_Assignment_
Sift the listing for lines that hold the string "seconds" and pull them out.

*** Dataset extract Section Begins ***

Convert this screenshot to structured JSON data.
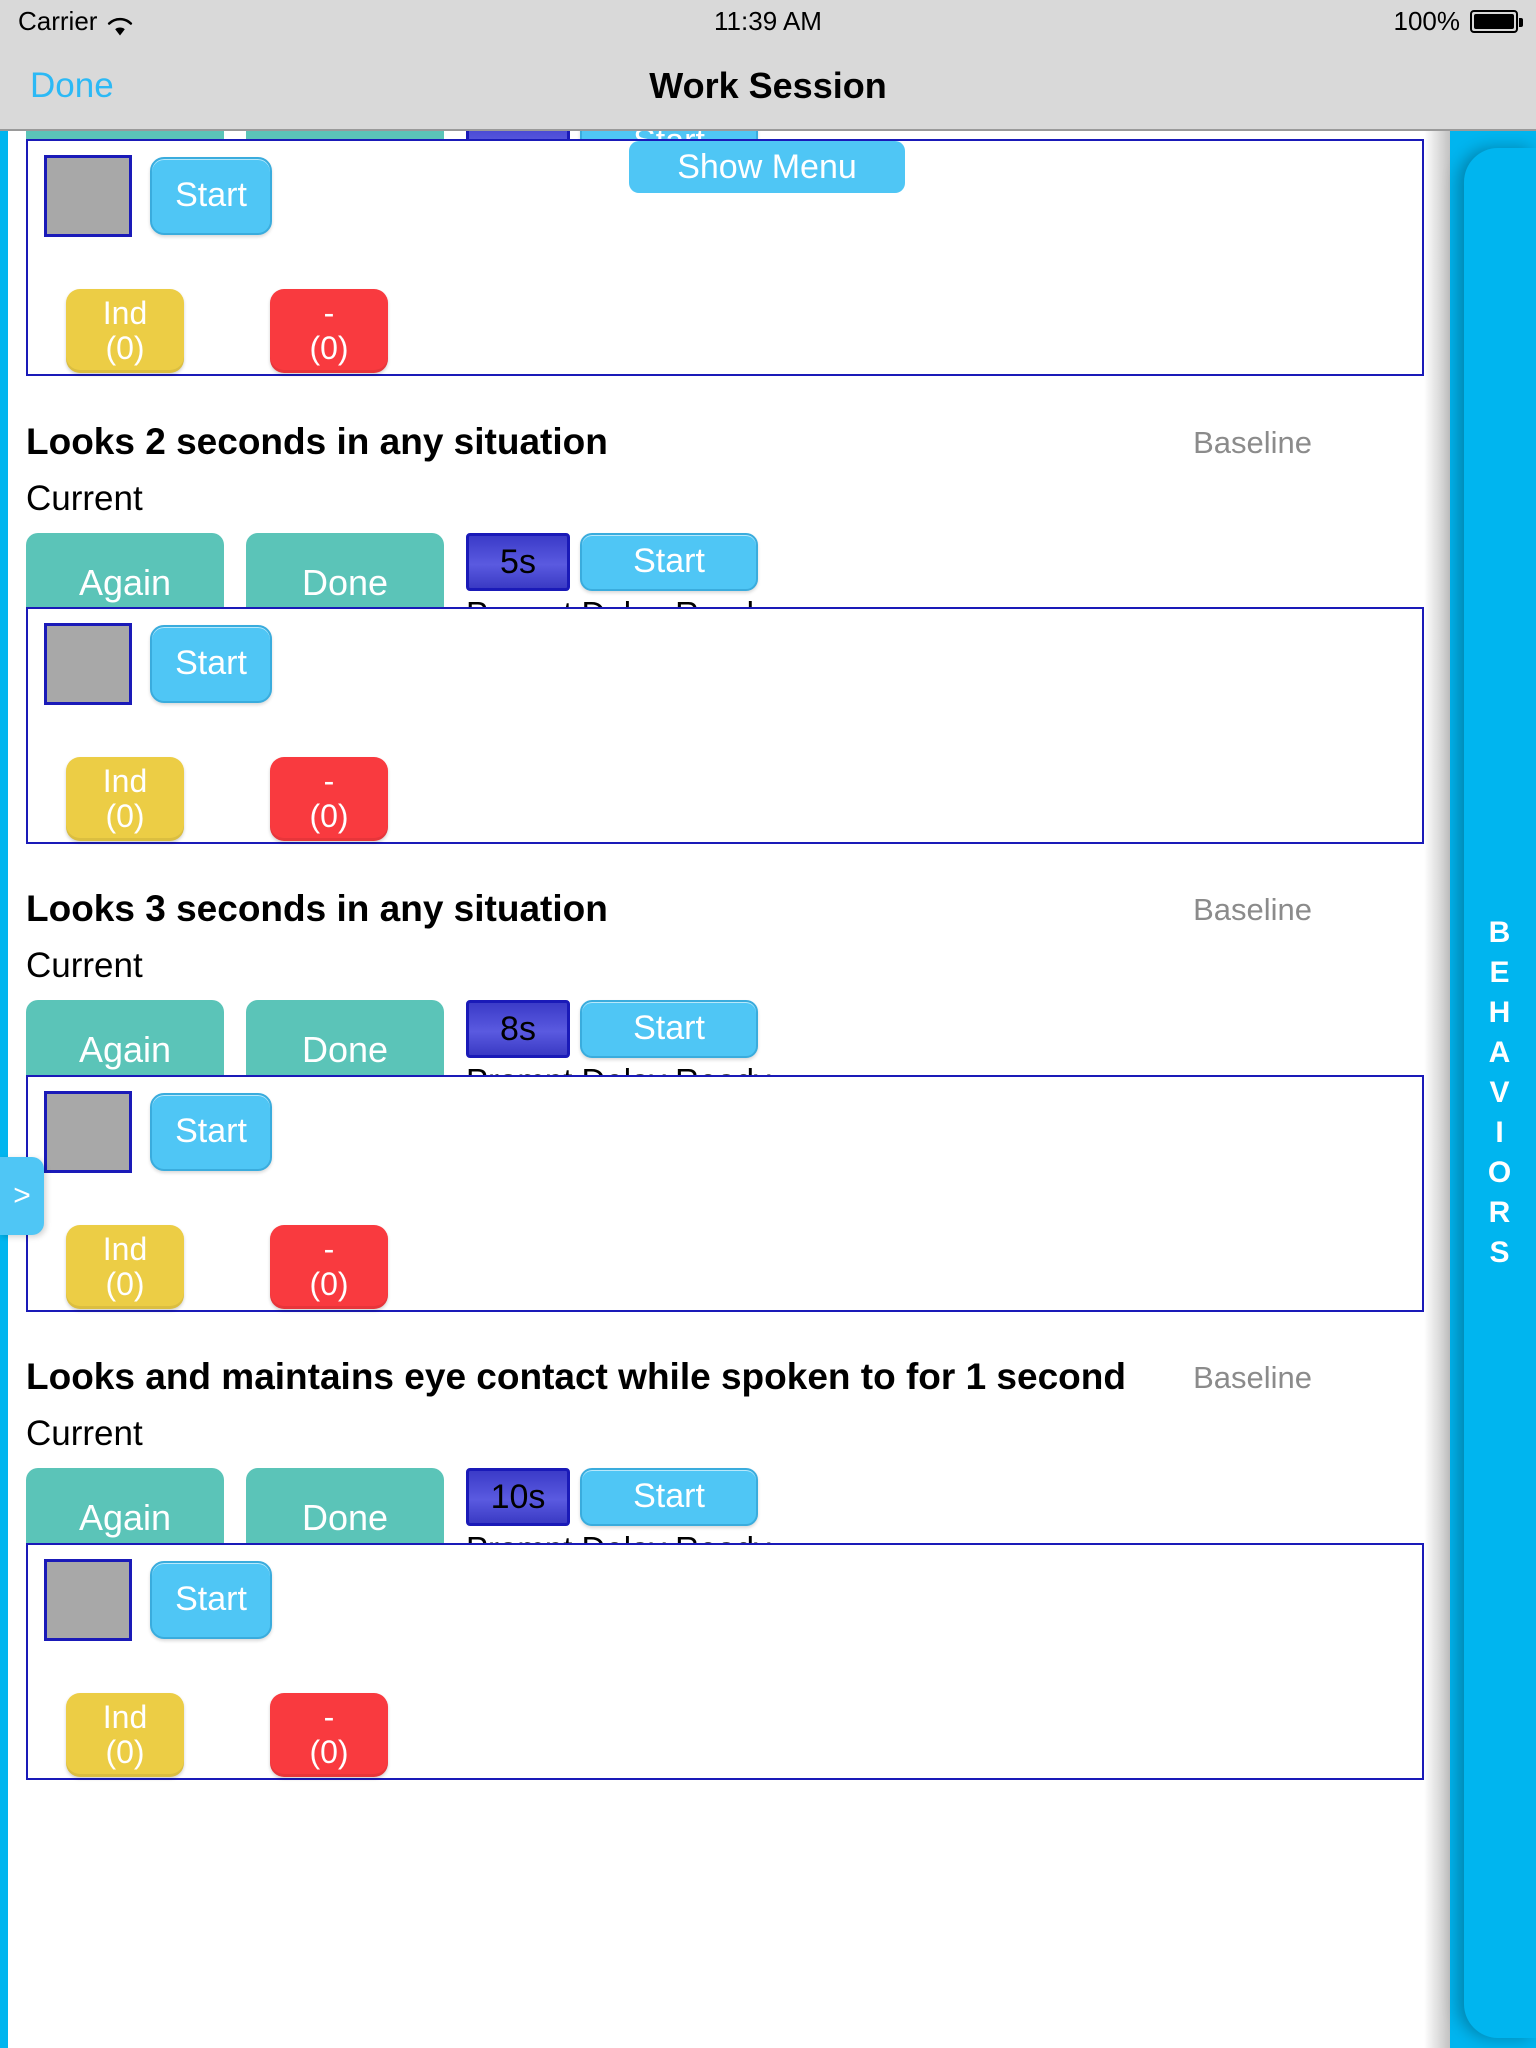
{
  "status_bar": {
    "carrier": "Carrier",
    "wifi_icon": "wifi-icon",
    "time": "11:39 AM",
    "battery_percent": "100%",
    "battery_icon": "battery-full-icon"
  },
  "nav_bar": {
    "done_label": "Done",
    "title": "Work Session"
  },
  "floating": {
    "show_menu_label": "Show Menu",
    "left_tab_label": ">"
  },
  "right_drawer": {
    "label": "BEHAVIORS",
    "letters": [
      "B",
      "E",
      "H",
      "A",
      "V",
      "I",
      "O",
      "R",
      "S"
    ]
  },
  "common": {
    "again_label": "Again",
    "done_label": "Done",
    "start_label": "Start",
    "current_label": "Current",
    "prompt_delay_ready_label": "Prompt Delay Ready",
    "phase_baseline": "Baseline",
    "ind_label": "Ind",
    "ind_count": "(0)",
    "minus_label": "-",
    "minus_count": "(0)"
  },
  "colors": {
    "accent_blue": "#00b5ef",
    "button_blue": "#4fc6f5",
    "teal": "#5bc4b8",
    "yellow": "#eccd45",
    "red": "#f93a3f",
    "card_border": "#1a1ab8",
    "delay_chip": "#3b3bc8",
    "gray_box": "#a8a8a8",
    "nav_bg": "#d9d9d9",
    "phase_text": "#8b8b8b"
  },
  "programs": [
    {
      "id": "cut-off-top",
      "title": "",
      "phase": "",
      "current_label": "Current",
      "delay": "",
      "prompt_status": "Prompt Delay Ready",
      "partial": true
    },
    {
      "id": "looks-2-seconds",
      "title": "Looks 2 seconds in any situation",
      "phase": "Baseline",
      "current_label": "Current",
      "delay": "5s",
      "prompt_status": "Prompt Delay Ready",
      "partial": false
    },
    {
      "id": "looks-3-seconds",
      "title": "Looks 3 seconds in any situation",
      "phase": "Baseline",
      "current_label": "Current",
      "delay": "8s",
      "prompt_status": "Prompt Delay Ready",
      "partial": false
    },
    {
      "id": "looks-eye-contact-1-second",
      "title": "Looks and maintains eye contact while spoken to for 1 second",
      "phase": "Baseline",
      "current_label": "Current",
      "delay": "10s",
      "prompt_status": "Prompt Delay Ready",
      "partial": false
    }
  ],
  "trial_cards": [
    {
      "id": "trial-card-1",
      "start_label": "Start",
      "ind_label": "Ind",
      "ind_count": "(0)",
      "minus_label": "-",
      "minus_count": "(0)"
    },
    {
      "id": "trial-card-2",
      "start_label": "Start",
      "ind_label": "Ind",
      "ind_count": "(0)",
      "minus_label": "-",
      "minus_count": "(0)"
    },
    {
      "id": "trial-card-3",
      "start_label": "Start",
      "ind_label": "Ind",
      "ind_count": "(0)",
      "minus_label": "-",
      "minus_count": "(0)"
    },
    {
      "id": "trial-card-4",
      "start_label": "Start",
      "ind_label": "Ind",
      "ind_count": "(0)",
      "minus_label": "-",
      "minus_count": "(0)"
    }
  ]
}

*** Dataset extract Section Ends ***
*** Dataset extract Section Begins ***

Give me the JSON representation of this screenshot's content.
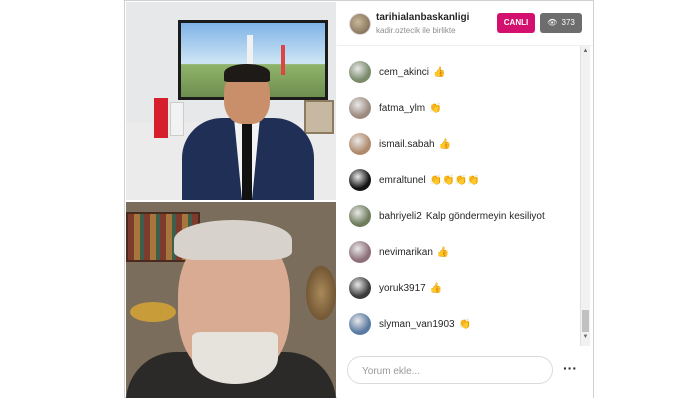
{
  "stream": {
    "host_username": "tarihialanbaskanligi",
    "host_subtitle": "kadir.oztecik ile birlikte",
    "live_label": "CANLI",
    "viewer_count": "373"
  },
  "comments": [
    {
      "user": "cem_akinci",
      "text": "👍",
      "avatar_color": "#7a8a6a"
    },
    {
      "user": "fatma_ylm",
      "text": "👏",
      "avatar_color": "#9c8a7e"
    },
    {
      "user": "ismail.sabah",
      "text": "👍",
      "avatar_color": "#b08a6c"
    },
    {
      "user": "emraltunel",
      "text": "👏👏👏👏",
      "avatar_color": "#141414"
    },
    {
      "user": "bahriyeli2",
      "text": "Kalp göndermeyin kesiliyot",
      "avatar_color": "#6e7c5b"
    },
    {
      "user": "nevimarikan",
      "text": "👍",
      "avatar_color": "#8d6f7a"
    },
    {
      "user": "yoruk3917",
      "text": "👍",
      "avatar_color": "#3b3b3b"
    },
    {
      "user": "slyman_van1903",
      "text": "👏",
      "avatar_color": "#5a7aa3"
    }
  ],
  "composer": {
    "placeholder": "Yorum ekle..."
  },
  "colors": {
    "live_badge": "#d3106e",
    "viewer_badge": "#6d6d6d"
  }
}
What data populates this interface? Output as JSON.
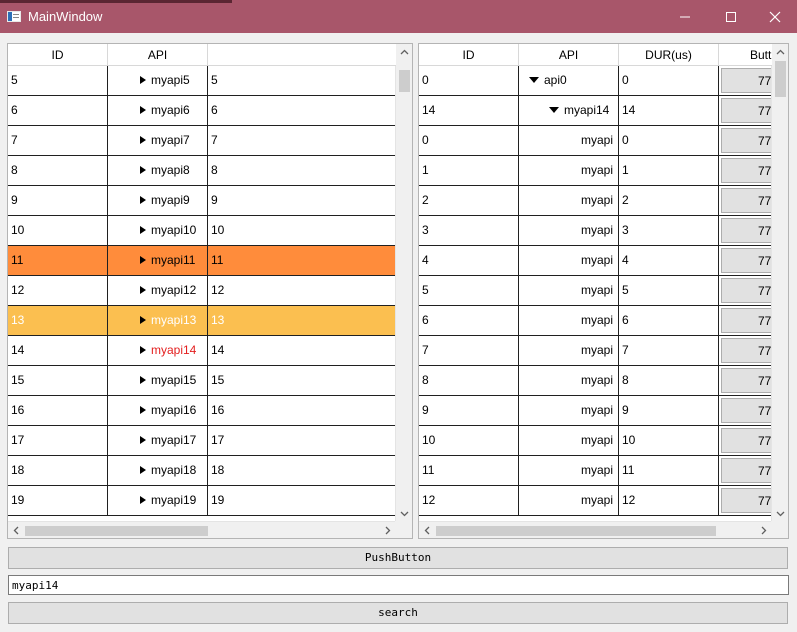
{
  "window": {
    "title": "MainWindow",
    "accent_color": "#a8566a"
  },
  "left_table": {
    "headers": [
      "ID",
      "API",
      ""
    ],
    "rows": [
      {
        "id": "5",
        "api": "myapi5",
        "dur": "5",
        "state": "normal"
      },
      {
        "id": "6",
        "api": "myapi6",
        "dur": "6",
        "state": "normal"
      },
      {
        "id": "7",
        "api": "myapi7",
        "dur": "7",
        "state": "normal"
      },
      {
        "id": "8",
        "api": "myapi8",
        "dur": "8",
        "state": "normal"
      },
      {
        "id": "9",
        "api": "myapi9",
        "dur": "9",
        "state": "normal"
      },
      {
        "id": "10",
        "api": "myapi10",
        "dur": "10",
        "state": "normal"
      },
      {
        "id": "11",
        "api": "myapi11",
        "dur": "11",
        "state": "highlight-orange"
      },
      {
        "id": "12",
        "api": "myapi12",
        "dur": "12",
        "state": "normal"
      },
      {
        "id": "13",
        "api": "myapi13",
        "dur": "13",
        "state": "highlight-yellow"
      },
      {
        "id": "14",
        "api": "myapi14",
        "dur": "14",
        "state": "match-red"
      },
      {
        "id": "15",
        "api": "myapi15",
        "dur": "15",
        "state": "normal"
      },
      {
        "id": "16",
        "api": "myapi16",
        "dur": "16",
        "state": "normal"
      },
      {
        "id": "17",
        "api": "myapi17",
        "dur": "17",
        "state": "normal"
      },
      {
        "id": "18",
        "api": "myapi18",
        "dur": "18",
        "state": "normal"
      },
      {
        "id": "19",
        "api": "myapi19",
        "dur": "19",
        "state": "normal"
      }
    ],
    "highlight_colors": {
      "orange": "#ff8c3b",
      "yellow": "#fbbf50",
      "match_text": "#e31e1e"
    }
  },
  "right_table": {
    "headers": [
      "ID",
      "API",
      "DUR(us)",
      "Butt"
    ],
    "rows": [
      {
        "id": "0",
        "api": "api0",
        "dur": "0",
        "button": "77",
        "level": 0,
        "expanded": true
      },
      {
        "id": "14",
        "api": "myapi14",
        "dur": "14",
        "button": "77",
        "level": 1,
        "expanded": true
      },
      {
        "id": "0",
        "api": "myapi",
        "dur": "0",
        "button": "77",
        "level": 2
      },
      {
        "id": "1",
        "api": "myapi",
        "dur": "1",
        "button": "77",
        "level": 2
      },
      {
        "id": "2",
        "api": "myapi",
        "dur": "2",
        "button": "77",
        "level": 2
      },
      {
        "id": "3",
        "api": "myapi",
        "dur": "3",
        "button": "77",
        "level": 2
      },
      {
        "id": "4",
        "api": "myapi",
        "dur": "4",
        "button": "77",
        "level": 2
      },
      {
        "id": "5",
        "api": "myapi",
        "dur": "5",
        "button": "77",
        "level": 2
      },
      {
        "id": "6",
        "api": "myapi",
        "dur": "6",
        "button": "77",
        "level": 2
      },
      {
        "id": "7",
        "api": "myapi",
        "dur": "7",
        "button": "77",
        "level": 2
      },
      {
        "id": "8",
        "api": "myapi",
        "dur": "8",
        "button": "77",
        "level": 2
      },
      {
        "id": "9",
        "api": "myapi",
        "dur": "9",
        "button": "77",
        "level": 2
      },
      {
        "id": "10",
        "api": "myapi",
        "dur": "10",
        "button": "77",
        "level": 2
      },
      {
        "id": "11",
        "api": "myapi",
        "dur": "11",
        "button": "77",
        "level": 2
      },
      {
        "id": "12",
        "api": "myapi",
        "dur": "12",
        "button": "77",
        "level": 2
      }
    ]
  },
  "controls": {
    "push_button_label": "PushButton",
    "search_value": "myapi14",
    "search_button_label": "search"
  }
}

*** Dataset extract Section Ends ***
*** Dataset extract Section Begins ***

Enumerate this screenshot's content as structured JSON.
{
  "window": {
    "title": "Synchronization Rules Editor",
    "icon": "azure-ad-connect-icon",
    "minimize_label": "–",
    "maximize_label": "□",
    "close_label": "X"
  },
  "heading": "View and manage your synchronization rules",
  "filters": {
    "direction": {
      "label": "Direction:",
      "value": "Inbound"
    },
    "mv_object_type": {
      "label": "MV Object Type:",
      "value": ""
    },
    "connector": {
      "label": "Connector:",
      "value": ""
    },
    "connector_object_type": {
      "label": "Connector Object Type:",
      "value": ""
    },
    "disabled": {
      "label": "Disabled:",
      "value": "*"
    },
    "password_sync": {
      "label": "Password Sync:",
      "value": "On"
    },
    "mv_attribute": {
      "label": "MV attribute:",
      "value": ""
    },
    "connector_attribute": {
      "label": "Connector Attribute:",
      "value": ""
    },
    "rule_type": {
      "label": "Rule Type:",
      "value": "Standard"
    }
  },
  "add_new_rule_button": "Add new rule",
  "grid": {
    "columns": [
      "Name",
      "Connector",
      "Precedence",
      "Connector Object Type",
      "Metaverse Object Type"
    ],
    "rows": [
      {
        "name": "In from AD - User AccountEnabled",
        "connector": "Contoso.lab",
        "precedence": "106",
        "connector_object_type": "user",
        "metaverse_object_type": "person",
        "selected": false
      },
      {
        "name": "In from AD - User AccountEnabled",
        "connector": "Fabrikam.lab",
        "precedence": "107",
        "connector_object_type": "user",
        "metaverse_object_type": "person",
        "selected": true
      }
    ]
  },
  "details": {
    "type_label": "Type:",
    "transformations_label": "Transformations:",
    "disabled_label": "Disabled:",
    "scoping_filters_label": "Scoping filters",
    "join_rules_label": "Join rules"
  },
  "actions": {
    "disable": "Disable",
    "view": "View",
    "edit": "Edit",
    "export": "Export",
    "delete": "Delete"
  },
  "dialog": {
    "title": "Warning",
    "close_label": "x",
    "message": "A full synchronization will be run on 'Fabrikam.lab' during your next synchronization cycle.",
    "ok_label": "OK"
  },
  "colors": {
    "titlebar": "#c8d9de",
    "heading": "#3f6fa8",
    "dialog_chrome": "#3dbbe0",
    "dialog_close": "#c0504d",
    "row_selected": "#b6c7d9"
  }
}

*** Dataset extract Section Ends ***

_Response_
      "id": "looks-2-seconds",
      "title": "Looks 2 seconds in any situation",
      "id": "looks-3-seconds",
      "title": "Looks 3 seconds in any situation",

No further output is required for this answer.